- **INSTRUCTIONS TO FOLLOW**: Search the data for the string "other" and extract every line where it appears.

[Web page and app entries]
-- Opening Marker --
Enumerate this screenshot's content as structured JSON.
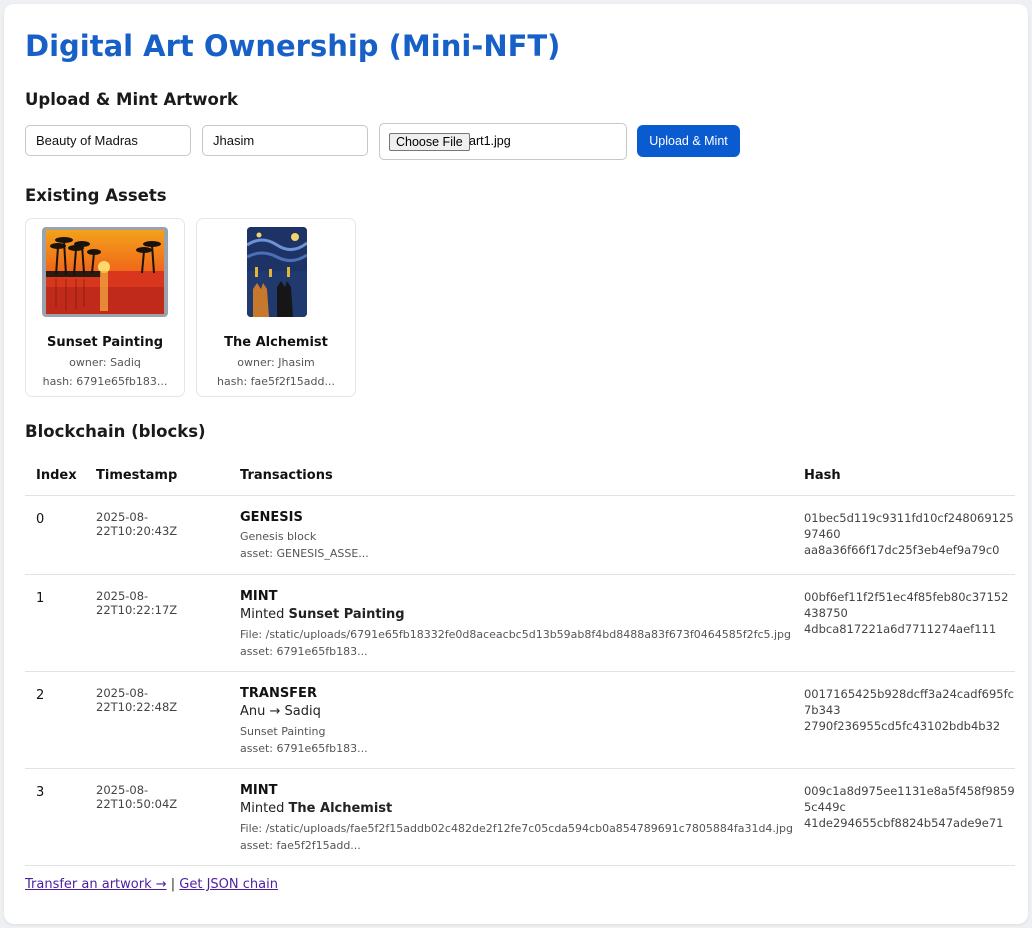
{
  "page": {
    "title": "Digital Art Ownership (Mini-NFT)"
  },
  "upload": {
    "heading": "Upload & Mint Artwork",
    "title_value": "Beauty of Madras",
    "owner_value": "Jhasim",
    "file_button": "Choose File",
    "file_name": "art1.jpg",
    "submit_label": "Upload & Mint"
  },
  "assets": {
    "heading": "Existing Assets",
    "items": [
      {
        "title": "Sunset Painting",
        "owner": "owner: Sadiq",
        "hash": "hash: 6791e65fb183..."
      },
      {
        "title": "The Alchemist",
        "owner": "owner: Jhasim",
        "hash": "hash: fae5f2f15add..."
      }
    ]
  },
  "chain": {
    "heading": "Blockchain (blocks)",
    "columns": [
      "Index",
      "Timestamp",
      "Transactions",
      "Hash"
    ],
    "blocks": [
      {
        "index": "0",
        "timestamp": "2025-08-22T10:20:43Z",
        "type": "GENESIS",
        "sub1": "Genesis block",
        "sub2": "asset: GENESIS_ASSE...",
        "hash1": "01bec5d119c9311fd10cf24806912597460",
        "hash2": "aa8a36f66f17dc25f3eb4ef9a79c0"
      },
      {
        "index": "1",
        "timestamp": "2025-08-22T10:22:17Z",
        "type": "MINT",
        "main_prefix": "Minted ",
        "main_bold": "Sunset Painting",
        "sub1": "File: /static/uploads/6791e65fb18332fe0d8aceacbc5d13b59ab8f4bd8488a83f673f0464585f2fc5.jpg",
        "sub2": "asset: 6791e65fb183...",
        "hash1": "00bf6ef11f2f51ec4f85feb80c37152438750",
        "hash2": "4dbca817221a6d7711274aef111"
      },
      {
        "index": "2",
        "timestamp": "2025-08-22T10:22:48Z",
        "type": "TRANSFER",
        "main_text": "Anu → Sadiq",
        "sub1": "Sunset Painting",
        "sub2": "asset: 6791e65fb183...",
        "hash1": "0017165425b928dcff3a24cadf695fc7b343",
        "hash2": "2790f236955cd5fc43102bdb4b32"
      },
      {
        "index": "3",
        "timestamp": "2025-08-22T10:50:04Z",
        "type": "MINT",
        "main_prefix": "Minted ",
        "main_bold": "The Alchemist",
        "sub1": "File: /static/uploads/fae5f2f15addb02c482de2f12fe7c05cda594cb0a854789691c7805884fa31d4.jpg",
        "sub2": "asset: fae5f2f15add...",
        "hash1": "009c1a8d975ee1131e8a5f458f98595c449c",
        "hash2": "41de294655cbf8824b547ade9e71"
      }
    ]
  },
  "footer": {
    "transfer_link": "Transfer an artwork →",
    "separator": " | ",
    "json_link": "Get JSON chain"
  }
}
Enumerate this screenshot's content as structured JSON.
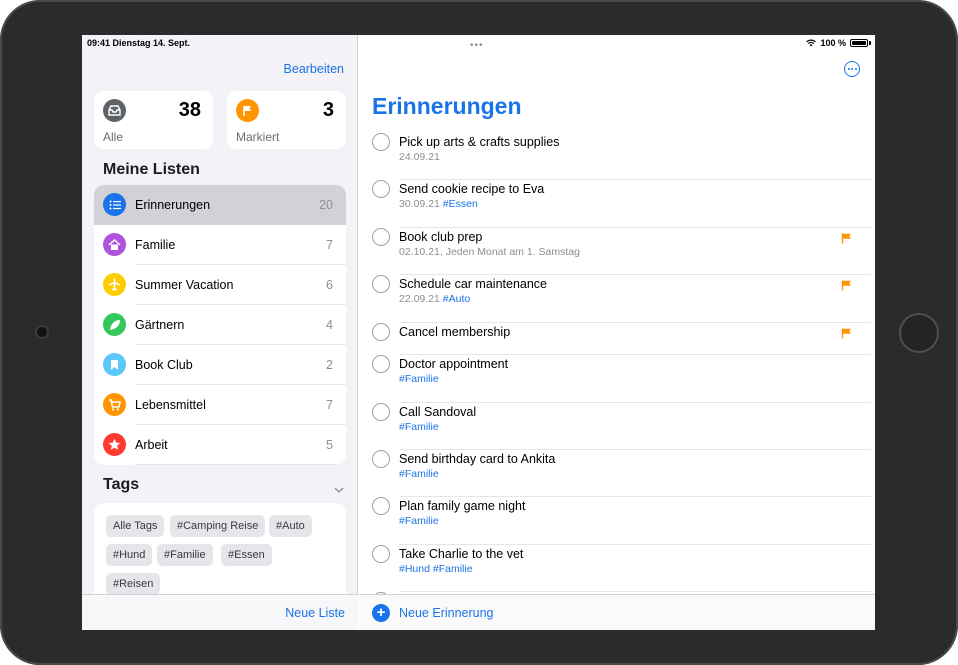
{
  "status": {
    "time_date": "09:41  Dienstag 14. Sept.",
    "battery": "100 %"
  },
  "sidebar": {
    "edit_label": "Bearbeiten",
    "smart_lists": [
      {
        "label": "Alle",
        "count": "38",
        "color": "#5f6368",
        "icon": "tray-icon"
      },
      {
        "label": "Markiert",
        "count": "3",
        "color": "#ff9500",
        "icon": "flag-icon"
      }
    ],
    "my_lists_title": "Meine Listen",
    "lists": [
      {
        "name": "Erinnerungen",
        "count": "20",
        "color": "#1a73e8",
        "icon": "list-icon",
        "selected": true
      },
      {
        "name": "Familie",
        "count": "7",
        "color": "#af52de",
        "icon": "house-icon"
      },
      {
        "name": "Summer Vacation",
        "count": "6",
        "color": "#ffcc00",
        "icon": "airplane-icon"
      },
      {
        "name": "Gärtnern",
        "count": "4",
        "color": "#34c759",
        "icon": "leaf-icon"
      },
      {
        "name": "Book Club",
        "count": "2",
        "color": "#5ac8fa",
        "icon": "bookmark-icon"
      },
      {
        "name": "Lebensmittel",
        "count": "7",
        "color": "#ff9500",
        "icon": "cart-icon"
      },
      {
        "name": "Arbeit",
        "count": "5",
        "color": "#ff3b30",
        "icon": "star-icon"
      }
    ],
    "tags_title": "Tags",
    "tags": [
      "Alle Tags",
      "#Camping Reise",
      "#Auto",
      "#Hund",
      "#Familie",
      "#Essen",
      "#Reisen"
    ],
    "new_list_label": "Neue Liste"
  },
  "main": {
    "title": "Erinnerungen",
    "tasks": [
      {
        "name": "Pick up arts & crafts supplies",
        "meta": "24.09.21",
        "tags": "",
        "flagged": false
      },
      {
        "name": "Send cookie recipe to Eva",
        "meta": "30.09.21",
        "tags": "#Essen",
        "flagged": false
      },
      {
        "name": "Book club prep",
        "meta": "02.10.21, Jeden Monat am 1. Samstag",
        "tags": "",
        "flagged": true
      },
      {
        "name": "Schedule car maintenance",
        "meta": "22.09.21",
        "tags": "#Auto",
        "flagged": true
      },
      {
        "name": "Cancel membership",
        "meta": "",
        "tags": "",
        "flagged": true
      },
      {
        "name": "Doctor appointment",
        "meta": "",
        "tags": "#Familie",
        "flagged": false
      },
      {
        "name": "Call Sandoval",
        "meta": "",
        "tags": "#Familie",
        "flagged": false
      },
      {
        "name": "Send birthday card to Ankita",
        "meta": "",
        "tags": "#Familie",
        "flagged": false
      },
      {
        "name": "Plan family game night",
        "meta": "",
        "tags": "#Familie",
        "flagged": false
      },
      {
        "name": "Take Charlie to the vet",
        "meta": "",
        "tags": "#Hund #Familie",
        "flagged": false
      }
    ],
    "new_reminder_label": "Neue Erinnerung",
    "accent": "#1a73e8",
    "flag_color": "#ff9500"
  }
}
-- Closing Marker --
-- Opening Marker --
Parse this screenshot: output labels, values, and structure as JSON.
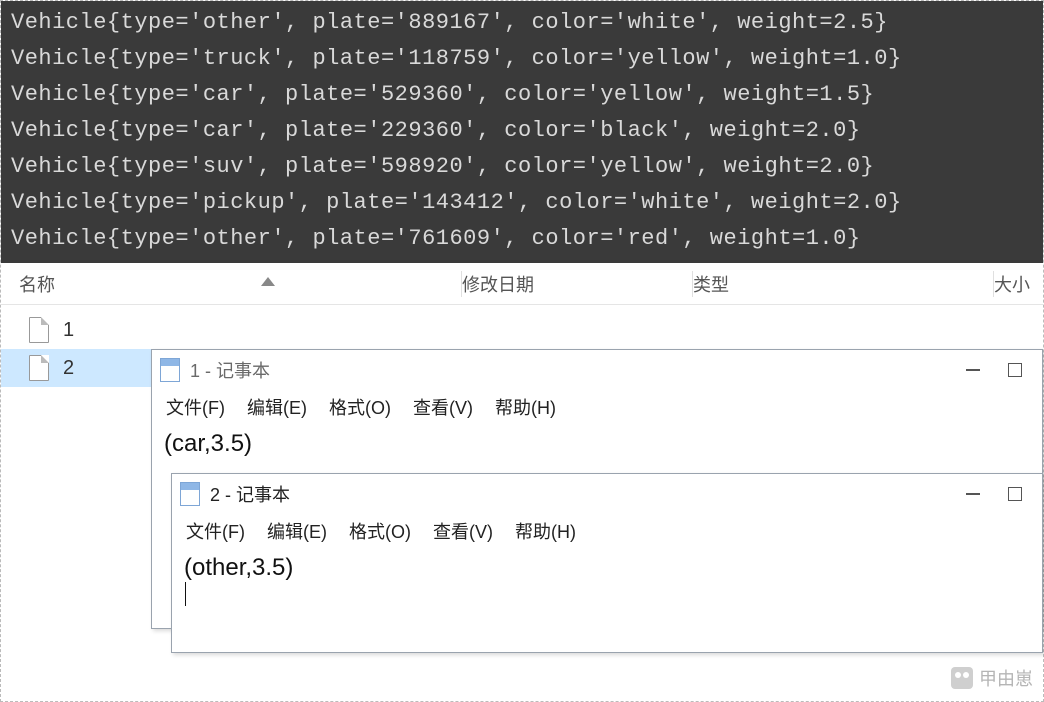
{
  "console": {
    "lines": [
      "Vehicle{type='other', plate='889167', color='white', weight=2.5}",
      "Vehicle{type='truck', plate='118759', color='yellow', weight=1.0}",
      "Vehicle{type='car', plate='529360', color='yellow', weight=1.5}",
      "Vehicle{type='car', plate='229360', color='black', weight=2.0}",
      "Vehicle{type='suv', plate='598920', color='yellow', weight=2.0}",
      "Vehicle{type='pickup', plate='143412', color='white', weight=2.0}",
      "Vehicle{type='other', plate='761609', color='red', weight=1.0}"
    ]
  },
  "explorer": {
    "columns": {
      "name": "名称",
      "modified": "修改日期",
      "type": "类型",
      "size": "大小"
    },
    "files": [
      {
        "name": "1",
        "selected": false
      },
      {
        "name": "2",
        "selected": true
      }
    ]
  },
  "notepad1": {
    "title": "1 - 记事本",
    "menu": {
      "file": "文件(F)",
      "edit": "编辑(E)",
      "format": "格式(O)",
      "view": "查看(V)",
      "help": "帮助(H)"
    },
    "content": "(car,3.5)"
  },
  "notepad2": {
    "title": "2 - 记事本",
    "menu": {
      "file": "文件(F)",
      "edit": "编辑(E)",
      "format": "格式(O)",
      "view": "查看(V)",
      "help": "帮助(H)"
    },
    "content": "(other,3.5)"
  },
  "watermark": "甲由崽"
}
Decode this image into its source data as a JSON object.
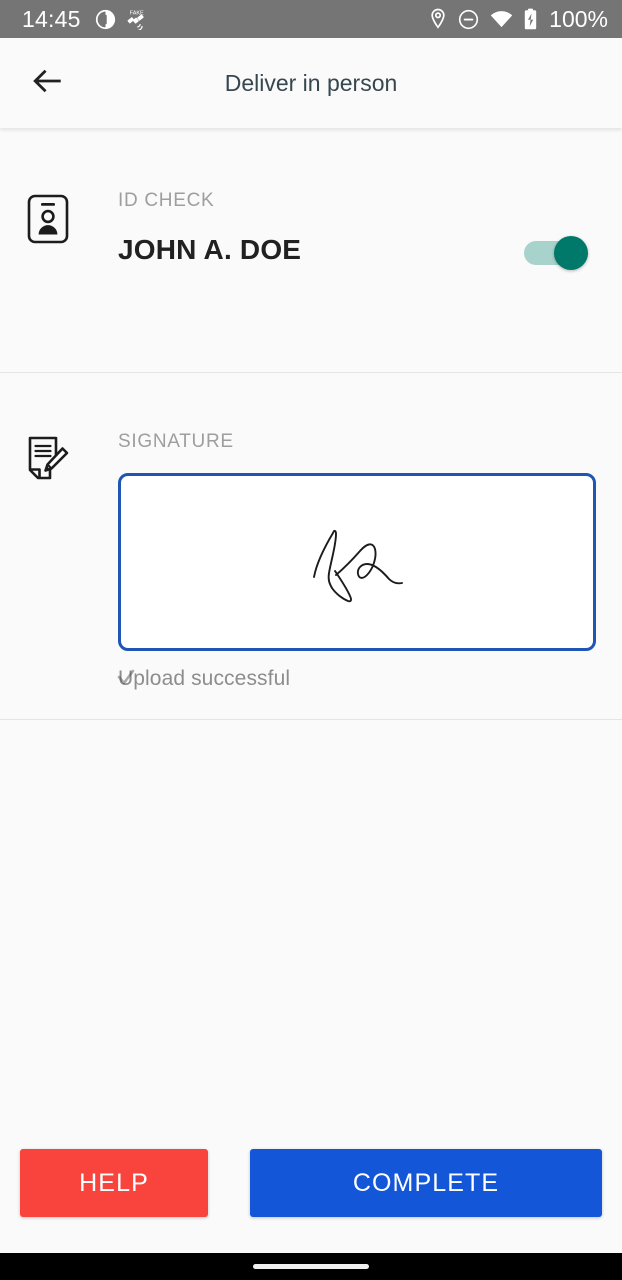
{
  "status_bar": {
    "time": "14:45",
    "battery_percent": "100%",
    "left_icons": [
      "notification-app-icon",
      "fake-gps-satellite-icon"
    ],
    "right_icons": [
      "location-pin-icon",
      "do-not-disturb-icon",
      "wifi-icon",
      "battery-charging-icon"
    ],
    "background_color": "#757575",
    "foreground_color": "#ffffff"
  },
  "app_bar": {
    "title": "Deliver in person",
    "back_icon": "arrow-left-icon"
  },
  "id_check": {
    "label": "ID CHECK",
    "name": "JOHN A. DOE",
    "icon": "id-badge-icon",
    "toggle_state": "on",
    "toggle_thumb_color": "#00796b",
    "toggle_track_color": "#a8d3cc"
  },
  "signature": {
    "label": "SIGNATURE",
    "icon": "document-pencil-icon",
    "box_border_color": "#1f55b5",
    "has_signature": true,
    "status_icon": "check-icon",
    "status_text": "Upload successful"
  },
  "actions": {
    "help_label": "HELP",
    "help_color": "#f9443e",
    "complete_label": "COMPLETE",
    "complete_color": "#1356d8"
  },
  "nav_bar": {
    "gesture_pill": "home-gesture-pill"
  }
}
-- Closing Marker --
- **EXERCISE ANSWER**:
      "Vehicle{type='other', plate='889167', color='white', weight=2.5}",
      "Vehicle{type='other', plate='761609', color='red', weight=1.0}"
    "content": "(other,3.5)"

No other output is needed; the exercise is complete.